- TDEA-FAFEN Releases Findings of Socio-economic Impact Assessment of COVID-19 During First Wave
ISLAMABAD, April 9, 2021: Federal and provincial governments need to expand the pandemic relief programs and improve their accessibility by easing down the eligibility criteria to mitigate the immediate risks for women and prevent exacerbation of the existing gender gaps during ongoing COVID-19 wave, recommends a survey report by Trust for Democratic Education and Accountability and Free and Fair Election Network (TDEA-FAFEN).
Based on a survey of 6000 households from 20 districts across Pakistan, the Socio-economic Impact Assessment Report highlights the issues faced by the marginalized communities in general, and women in particular during the first wave of pandemic.
The findings suggested that women and girls were more vulnerable to non-health impacts of pandemic. Women-led households financially suffered more than men-led households as the former had a lower monthly income than the latter even before the pandemic-associated economic slowdown. Social distancing policies and lockdowns have left the most vulnerable women without income and sustenance. Around 88 percent women-led households, 62 percent salaried individual women, and 70 percent self-employed individual women reported a declining monthly income during the lockdown. Nearly 27 percent employed women lost their jobs while 12 percent women entrepreneurs were forced to shut down their businesses during this period. In addition, almost 15 percent women face interruptions in receiving salaries.
Some other pandemic-related issues included increase in health expenses of the surveyed households as the respondents reported additional spending on health items. An overall decrease in the educational expenditure was also observed in the aftermath of the pandemic. While mental stress and irritability increased for the higher income groups more than the lower income groups.
An incongruity was observed in gender relations along with a grim picture of the psychosocial environment particularly for women. Around 31 percent respondents reported an increasing trend of gender-based violence. Women in nearly 30 percent rural and 31 percent urban households faced violence during the lockdown restrictions. Moreover, 43 percent respondents reported increased instances of stress and other mental illnesses.
Among the distressing situation, there were some positive trends observed at the community level. Local initiatives, such as relief committees, were formed by people of their own volition to assist the affected people in a neighborhood. As many as 27 percent respondents reported receiving help from political parties and even a larger number of women, i.e. 35 percent, confirmed having received support from political parties.
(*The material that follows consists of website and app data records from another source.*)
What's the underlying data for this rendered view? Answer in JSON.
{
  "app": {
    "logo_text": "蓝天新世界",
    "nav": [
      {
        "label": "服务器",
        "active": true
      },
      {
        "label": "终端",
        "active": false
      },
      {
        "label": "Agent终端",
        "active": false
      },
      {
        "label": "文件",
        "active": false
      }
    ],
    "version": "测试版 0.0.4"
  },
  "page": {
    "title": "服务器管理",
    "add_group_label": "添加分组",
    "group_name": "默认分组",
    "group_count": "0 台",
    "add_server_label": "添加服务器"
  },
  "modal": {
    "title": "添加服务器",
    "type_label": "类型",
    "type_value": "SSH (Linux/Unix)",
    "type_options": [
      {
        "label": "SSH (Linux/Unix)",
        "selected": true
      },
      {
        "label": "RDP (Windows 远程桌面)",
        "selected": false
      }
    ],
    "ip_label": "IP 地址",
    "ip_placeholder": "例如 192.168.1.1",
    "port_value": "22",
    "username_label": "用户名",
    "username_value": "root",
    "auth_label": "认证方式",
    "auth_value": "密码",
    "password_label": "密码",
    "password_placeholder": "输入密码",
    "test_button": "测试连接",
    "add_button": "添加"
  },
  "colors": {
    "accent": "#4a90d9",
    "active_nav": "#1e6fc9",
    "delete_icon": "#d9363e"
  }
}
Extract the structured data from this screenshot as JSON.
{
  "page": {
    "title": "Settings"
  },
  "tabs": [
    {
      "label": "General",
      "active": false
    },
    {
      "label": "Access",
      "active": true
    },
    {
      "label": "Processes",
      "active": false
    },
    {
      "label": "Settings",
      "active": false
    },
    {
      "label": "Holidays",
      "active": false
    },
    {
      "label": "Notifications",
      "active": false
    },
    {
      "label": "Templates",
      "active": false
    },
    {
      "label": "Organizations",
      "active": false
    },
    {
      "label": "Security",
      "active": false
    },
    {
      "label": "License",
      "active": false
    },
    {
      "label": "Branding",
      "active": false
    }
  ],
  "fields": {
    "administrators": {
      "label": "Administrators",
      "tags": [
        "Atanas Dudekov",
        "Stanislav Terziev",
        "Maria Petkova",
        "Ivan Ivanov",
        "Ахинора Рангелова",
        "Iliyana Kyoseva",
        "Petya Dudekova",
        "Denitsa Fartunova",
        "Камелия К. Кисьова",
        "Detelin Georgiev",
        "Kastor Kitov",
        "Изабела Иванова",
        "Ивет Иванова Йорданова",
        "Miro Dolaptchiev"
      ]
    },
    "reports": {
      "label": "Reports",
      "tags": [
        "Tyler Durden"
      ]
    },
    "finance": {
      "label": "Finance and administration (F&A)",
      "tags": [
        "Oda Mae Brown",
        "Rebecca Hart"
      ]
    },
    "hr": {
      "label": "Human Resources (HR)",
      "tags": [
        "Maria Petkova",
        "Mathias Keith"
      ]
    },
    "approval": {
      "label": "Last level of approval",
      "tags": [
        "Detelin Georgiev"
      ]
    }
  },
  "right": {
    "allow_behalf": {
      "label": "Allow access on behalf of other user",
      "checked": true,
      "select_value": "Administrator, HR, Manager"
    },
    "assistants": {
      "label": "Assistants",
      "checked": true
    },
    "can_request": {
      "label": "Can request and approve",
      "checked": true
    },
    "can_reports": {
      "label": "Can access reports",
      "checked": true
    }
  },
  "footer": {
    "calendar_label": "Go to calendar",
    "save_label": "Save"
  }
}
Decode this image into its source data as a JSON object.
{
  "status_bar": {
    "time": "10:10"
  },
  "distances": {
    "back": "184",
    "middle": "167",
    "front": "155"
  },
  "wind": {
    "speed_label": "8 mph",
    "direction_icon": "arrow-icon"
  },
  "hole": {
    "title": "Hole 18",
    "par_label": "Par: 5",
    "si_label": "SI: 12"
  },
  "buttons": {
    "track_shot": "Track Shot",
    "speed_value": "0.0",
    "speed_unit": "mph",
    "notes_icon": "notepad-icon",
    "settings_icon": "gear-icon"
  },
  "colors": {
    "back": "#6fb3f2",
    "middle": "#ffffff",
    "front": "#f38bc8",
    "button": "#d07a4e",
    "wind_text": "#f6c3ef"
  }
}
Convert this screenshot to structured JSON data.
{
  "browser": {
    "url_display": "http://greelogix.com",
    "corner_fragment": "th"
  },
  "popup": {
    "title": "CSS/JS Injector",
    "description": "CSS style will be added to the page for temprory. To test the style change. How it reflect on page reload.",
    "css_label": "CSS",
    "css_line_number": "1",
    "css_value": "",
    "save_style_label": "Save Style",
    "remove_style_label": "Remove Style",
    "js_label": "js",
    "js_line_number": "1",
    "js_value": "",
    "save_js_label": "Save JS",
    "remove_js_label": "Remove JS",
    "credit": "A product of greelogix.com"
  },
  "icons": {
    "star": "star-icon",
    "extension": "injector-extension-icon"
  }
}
Majority of the respondents (66 percent) reported satisfaction with government’s handling of the situation while 34 percent were dissatisfied.
With regard to inflation and price control, government’s response to the lockdown seemed largely inadequate as 90 percent respondents reported an increase in prices of basic necessities in their area.
For all economic relief programs, the variance in the economic impact on women-led households and individual working women demands gender-sensitive relief programs to counter the impact of COVID-19 and any future pandemic/crisis of similar nature and/or scale.
More specifically, the relief programs may introduce financial assistance programs not only for low-income individuals but extend the programs to part-time workers, the self-employed and freelancers with a proactive approach to reach out to women, especially home-based workers. In particular, the programs shall provide assistance to women entrepreneurs hit by crisis in the form of no interest or low-interest loans, business stimulus packages and delayed repayments. In face of rising cases of GBV, the government may also consider strengthening the mechanisms for violence survivors.